Minister of Communications Faith Muthambi and George Magashula, chairman of CZ Electronics, at the installation of the first set-top box in the Northern Cape.
CAPE TOWN - South Africa rolled out the first batch of government-subsidised set-top boxes (STBs) in the Northern Cape on Thursday as part of a move from analogue to digital broadcasting.
Communications Minister Faith Muthambi was on hand to oversee the handout of the first six STBs to three households in the Keimoes area and three households in Kakamas in the Northern Cape on Thursday.
The South African Post Office (Sapo) is poised to deliver more than 2,000 of the decoders to households living near where the Square Kilometre Array (SKA), the world’s largest radio telescope, is being built in the Northern Cape.
The set-top decoders will become a necessity once television signals in the SKA area switch from analogue to digital.
Trevor Ndlazi, acting CEO of the Sapo, urged all households in the SKA area to apply for set-top boxes at their local post office.
He said 2,281 households in the area were due to receive an SMS from Sapo requesting them to collect their decoders from their nearest post office.
South African households with a combined income of R3,200 or less are eligible for a subsidised set-top decoder.
In a speech at the handing over ceremony, Muthambi described it as an “important historic event in the digital journey of our country”.
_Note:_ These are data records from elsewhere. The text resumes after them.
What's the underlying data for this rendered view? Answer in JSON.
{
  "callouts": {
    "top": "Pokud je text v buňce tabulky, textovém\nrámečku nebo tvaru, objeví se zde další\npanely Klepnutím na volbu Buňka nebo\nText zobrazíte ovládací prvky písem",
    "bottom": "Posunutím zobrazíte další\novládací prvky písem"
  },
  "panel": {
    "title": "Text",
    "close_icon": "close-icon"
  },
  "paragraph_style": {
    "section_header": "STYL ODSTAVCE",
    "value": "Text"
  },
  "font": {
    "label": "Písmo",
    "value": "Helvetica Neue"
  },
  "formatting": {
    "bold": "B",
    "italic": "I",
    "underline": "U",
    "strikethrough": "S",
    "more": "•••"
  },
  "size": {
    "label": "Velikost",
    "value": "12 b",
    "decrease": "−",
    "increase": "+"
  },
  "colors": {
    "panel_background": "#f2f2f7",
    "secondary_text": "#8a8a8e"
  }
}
“We are here today as a result of an international obligation that has an immense impact on our country in a number of ways,” she said.
“Broadcasting Digital Migration is popularly known for the change it will have on our television services such as more channels, more content and more choice for consumers.”
According to Muthambi, spectrum re-farming, which involved the abolition of existing band allocations in the radio spectrum, marked the “biggest evolution of broadcasting services since television was introduced in 1925 globally”.
“It is very encouraging to be part of this historic global agenda in our lifetime.”
She said digital migration’s “biggest selling point is that it offers more choice of programming, greater access and better quality while using less bandwidth”.
Muthambi furthermore said there were positive economic spin-offs from the digital migration implementation which would help support job creation plans, develop new growth industries and help advance the economy.
“These economic opportunities include the revival and development of our electronic manufacturing industry,” she said, adding: “Government has made it a criteria that set-top-boxes for Broadcasting Digital Migration be locally manufactured. It will create jobs in manufacturing, installation and maintenance; and in call centres which would support the STBs.
“There will also be broadcasting content development opportunities for the country and the global community. The increased television offerings that we expect to accompany Digital Terrestrial Television will open up new business and job creation opportunities in the area of content development and television production which local businesses can pursue.”
George (Oupa) Magashula, chairman of CZ Electronics, one of the suppliers of the STBs, said he was “extremely proud and privileged to part of the process” and added that the local electronic industry was set to benefit.
Though South Africa had been lagging in the analogue to digital migration for various reasons, Magashula said he was confident that the time had finally come “that we will start realising the digital dividend that South Africa so much needs”.
The Post Office had begun the registration process for qualifying households in the Northern Cape in October 2015 and Muthambi said the registration process had also started in the Free State province on 1 December.
She said the Sentech Network was ready to transmit digital signal to television systems and “the people of the Northern Cape will be the first to receive this signal and will begin to enjoy it today”.
Ndlazi said the Post Office was no newcomer where large logistical projects were concerned, saying: “Through its logistics wing, the SA Post Office has distributed text books to all schools in the Northern Cape and Limpopo for the past three years. The area is familiar to us and we know how to deal with factors such as large distances between delivery points.”
Muthambi added: “As a result of the implementation of digital migration, Africa will rise to take its rightful place in the television content production and begin to tell the South African and African story.”